We should all be alarmed that the U.S. is more eager to export weapons than it is aid.
The production of war, which creates climate change, leads to a justification for the concurrent production of weapons. A 1 degree Celsius increase in temperature increases interpersonal conflict by 2.4% and group conflict by 11.3%, and climate changes like drought exacerbate existing conflict and other humanitarian crises, like famine. More conflict breeds an excuse for military intervention, and so the cycle continues.
Military funding by rich countries is 30 times higher than spending on climate change prevention and impacts, and a single year of military spending from the 10 countries with the highest military budgets would fund 15 years of international climate work.
Despite this, leaders perpetuate the lie that there isn’t enough money to address climate change, when in reality, it seems like what we lack isn’t the budget; it’s willpower. An ongoing genocide of the Palestinian people by the Israeli government has been made possible due to massive funding by the U.S. In addition to the $3.8 billion in annual funding the U.S. sends to Israel, its political partner in the Middle East, Congress approved an additional $14.5 billion on Nov. 2. Combined, that’s more than double the Inflation Reduction Act’s spending on climate justice and pollution reduction programs. One year of the U.S.’ defense budget could entirely fund one year of the Green New Deal.

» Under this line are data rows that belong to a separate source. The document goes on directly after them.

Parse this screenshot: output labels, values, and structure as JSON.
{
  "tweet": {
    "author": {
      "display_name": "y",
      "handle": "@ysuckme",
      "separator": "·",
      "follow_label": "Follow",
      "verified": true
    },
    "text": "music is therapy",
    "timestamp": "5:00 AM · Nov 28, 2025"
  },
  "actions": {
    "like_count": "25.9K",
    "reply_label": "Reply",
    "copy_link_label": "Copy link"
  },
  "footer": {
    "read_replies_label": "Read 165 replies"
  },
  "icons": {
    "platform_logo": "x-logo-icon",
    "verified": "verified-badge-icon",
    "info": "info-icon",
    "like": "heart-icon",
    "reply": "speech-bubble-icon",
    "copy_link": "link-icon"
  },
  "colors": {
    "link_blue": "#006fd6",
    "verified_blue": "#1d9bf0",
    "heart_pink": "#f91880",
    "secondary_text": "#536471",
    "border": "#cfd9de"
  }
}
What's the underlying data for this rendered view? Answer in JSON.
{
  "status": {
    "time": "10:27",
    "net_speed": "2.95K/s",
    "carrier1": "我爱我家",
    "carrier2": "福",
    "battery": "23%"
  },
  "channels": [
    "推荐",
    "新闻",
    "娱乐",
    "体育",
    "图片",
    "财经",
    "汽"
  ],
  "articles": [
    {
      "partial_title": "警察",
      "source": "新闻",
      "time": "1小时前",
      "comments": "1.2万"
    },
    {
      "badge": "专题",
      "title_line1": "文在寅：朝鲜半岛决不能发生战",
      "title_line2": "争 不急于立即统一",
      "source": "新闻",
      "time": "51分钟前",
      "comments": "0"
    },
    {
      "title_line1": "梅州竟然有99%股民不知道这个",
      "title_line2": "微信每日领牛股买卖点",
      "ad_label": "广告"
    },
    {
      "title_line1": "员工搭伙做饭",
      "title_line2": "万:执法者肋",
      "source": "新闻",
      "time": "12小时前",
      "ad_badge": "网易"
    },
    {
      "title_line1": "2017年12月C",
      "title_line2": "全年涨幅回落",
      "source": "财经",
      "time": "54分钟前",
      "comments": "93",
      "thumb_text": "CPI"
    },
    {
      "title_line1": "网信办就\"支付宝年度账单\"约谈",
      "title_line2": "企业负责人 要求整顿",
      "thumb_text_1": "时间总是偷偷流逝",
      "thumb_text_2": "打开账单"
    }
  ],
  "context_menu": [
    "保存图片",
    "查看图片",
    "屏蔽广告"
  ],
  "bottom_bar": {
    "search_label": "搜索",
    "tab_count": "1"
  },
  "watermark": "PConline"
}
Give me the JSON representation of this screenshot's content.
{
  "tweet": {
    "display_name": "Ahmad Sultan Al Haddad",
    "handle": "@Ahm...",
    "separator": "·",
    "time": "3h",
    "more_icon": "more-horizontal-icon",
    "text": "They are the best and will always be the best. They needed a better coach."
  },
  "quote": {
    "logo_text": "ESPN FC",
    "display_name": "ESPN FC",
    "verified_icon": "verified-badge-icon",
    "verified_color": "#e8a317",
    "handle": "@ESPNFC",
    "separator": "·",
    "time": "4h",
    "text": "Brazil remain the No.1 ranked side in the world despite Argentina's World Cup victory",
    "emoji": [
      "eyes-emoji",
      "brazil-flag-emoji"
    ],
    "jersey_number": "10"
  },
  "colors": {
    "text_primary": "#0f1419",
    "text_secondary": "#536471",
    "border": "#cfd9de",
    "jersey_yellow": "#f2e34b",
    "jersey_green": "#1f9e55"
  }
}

Even the name of the “loss and damage fund” is a mirage, suggesting that money can undo or account for harm. There’s no amount of money that can bring people back from the dead. There’s no amount of money that can repel oceans back from the lands they have swallowed up. And there’s no amount of money that can reverse centuries of colonization enacted on the lands and people that would make countries like the U.S., England, France, and Spain “rich” while most African and Caribbean countries remain “poor.”
While most countries’ colonial rule of other countries ended in the 20th century, colonial influence is maintained through militarism: military presence, arms sales, and, yes, war. The loss and damage fund is talked about as a way for these “rich” countries to help “poor” ones, though it seems like a more effective way of addressing climate change would result from an honest depiction of what this fund should be: a reparation for past and present harm through demilitarization.
Prism is an independent and nonprofit newsroom led by journalists of color. We report from the ground up and at the intersections of injustice.